using namespace std;
is considered bad practice, see for example Why is “using namespace std” considered bad practice? on Stack Overflow.
Consistent indenting and spacing increases the legibility of the code.
Use curly braces for if/else blocks even if they consist only of a single statement.
Enable all compiler warnings and fix ...
Looking at those many answers and comments suggesting several ways to solve some issues, along with speeding this up, I mixed up some ideas and I came out with the following edits:
The EnumerateSubstrings method:
/// Enumerate substrings from a specified stream.
/// <param name="stream">The stream to read.</...
If you're not scared of a little bit of unsafe code then you can get rid of the copying of the buffer entirely as there is a GetString overlaod that accepts a length of the buffer. Or another overload that doesn't require unsafe code
The loop in ReadTo could begin like this:
foreach (var (buffer, length) in stream.EnumerateBuffers(bufferSize))

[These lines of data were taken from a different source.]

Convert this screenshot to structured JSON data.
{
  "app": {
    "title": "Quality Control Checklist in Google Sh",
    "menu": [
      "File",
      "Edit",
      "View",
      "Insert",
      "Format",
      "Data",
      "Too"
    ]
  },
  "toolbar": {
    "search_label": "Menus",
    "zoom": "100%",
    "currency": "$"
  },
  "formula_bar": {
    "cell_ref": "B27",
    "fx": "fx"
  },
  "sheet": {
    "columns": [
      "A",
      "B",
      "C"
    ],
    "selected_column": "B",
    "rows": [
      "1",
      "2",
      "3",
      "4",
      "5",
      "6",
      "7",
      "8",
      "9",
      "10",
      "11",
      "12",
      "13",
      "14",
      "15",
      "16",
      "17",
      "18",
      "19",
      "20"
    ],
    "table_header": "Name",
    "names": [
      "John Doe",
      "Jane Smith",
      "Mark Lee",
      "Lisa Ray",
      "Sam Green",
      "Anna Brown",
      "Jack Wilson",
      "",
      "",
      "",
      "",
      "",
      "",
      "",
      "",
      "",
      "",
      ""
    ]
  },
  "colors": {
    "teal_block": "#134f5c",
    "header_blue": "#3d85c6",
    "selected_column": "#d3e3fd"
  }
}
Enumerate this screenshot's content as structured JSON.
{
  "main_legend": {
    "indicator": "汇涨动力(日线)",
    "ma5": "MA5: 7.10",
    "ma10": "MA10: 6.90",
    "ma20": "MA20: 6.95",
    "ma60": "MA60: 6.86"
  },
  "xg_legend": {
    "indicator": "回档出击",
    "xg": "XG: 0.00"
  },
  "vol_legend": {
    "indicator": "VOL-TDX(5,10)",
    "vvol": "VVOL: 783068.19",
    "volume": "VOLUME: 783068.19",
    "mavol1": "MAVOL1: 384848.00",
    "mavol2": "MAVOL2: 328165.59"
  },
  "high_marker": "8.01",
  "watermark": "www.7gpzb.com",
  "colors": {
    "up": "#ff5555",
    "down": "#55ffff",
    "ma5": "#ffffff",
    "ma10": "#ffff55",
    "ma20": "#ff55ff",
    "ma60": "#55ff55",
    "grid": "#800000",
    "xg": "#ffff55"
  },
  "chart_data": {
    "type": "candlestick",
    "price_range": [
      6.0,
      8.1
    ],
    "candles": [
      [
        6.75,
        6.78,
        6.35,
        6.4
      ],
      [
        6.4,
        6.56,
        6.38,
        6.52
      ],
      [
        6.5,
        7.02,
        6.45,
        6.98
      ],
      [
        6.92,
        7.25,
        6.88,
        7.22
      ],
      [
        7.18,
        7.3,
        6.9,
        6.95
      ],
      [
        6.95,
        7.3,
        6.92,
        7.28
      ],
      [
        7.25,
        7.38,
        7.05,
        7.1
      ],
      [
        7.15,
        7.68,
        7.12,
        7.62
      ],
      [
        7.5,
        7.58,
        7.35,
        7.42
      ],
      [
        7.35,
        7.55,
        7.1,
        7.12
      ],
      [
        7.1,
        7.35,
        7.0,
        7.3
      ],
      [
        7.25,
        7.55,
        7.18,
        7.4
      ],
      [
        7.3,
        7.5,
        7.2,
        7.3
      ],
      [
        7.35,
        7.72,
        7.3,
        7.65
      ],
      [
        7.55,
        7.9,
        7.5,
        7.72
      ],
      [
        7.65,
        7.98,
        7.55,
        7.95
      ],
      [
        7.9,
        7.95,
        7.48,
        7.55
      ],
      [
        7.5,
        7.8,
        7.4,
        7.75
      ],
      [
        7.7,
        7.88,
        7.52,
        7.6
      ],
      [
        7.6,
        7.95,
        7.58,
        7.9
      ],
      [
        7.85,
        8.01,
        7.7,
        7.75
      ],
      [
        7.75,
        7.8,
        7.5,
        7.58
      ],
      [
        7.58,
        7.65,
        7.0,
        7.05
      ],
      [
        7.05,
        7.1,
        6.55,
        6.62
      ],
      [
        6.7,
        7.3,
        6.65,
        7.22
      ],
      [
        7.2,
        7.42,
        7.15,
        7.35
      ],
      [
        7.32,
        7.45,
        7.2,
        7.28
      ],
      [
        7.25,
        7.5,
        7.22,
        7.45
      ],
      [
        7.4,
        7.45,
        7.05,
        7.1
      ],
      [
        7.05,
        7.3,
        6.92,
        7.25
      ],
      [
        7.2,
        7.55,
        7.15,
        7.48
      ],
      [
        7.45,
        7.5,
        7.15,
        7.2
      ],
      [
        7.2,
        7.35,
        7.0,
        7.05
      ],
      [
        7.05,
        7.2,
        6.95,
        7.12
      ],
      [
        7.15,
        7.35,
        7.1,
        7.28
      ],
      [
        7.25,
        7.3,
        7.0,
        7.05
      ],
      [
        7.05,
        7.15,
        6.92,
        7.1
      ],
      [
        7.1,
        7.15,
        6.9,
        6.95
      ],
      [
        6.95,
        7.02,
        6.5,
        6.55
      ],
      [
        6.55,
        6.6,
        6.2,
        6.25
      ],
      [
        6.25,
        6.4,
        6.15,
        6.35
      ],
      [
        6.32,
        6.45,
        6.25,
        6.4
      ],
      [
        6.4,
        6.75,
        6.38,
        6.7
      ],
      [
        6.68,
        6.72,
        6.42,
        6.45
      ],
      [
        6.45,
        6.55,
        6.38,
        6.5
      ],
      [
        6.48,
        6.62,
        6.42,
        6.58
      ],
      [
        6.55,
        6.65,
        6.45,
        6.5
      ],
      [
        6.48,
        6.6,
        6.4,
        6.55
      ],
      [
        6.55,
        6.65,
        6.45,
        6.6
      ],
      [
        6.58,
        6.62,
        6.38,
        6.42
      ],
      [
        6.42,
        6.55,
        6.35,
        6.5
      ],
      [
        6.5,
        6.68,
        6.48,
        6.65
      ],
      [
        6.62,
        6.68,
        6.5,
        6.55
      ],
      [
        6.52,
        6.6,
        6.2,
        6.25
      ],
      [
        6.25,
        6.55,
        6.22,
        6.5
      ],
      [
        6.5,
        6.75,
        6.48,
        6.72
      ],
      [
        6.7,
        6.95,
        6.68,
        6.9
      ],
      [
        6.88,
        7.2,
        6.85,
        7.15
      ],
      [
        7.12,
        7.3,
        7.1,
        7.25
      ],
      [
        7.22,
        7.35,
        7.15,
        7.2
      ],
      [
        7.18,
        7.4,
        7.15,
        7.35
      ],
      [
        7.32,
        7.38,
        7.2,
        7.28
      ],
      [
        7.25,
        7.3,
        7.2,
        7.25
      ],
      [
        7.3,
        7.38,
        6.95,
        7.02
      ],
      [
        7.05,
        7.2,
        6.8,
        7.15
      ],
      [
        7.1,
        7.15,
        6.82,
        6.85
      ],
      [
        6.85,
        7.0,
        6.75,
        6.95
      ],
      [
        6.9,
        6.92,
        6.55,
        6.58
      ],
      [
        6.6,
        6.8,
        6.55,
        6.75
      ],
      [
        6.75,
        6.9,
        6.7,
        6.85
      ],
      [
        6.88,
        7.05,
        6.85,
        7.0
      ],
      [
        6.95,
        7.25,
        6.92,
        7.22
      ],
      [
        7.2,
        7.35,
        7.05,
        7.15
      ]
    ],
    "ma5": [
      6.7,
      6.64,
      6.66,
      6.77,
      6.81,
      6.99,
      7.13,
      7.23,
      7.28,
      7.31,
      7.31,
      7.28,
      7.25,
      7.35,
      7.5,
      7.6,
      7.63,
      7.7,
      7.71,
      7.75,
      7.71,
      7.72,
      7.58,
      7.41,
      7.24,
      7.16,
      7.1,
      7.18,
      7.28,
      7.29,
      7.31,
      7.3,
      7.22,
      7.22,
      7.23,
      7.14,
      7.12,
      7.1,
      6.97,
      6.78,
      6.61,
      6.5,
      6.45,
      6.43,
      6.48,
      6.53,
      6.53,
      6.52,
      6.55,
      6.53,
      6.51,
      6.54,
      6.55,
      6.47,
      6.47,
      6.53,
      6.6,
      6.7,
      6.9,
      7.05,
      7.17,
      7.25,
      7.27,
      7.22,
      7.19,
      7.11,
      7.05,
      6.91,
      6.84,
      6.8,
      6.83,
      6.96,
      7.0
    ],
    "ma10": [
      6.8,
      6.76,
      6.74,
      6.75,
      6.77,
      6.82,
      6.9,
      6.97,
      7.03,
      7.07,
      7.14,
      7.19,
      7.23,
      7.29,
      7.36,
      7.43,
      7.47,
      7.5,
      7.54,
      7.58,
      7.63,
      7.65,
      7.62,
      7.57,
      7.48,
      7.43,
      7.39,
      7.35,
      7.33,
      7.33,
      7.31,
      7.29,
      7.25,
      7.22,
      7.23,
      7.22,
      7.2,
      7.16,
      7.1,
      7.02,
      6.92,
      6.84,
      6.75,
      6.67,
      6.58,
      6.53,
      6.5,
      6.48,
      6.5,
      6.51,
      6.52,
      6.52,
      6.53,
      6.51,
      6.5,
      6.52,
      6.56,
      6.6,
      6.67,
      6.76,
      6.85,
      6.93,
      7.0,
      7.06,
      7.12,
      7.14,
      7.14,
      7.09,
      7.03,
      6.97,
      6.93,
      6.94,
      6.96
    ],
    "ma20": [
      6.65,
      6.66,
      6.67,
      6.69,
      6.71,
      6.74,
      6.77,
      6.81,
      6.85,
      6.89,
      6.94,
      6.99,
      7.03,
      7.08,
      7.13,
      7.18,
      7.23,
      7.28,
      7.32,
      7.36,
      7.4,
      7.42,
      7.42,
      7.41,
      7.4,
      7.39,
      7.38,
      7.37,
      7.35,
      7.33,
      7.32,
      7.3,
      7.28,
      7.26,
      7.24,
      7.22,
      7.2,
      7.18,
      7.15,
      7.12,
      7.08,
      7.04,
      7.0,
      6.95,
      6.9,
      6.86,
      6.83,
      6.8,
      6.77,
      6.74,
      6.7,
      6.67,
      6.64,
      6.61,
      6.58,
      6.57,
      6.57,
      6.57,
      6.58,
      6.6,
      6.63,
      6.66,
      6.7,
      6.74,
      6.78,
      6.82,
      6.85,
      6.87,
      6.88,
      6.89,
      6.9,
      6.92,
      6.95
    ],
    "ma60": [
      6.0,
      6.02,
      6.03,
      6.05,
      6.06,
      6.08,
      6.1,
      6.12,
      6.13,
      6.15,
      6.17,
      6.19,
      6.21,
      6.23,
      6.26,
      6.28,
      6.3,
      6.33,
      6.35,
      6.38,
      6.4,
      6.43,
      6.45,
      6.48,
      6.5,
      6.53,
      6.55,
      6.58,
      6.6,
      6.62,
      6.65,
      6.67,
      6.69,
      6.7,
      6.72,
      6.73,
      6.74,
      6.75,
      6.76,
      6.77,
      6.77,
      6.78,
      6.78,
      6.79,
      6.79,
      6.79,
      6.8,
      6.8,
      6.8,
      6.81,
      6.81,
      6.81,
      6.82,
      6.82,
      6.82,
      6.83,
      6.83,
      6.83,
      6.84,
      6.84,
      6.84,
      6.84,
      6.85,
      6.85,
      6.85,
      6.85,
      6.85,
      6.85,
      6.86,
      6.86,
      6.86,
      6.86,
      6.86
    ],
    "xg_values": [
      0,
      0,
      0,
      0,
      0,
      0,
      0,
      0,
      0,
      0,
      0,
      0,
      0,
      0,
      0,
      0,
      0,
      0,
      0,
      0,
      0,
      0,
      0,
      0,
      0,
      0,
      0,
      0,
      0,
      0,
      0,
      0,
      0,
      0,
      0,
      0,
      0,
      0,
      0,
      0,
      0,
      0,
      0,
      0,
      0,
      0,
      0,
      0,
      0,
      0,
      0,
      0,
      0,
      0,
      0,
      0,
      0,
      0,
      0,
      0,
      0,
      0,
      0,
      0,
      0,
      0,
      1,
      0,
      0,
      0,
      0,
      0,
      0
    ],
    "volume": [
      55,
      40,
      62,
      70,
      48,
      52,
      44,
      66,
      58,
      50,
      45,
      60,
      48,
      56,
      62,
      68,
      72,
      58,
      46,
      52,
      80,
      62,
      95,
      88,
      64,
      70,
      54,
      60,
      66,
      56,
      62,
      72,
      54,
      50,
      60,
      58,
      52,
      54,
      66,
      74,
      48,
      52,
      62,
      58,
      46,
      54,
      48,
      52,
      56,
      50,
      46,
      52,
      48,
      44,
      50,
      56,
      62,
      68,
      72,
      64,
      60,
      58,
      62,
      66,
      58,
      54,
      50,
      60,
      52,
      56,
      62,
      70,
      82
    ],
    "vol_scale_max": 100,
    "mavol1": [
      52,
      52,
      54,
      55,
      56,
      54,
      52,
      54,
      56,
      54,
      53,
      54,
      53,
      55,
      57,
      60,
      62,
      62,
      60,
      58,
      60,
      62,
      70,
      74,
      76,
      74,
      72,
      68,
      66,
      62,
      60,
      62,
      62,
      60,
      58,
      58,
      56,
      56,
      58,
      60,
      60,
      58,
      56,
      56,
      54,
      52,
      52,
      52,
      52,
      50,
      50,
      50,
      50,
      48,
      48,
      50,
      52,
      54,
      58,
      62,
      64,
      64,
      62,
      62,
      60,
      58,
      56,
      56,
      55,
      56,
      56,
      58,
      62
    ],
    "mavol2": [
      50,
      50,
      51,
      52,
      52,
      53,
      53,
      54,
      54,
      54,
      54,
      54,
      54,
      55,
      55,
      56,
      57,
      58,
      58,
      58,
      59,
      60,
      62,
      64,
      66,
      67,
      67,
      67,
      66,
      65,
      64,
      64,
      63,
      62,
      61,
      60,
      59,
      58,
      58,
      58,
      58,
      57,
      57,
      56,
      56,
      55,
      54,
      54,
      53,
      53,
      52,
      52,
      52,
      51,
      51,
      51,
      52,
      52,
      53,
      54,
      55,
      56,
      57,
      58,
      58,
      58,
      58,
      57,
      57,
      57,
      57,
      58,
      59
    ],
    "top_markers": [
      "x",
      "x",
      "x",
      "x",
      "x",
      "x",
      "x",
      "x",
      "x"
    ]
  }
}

EnumerateSubstrings and ReadTo do not work correctly with variable-width encodings, multi-byte encodings and surrogate pairs, because they do not take into account that characters can be split across buffer boundaries. This can cause a variety of problems.
In some cases, ReadTo fails to find the separator if it's longer than the buffer size (this ...
if (read == bufferSize)
yield return buffer;
Be aware that repeatedly yield return the same buffer is rather risky. Imagine the following use case where all returned buffers are cached for later use for some reason:
List<byte> buffers = new List<byte>();
using (FileStream stream = File.OpenRead(path))
By altering/ specifying the string comparer from the default StringComparison.CurrentCulture to StringComparison.Ordinal you can win a lot.
Also note that sometimes Buffer.BlockCopy(buffer, 0, newBuffer, 0, (int)read) is slower than Array.Copy(buffer, 0, newBuffer, 0, (int)read).
I ran your code with a Stopwatch, added these small changes and ran it as few ...
1) Avoid unnecessary document.querySelector and document.querySelectorAll. Store its results if you sure there won't be any changes.
Element searching in the DOM is relatively hard operation (it is extremely optimized, but still). So you should avoid it if you can.
You've already done a lot for that, but I still can see unsaved document.querySelector("....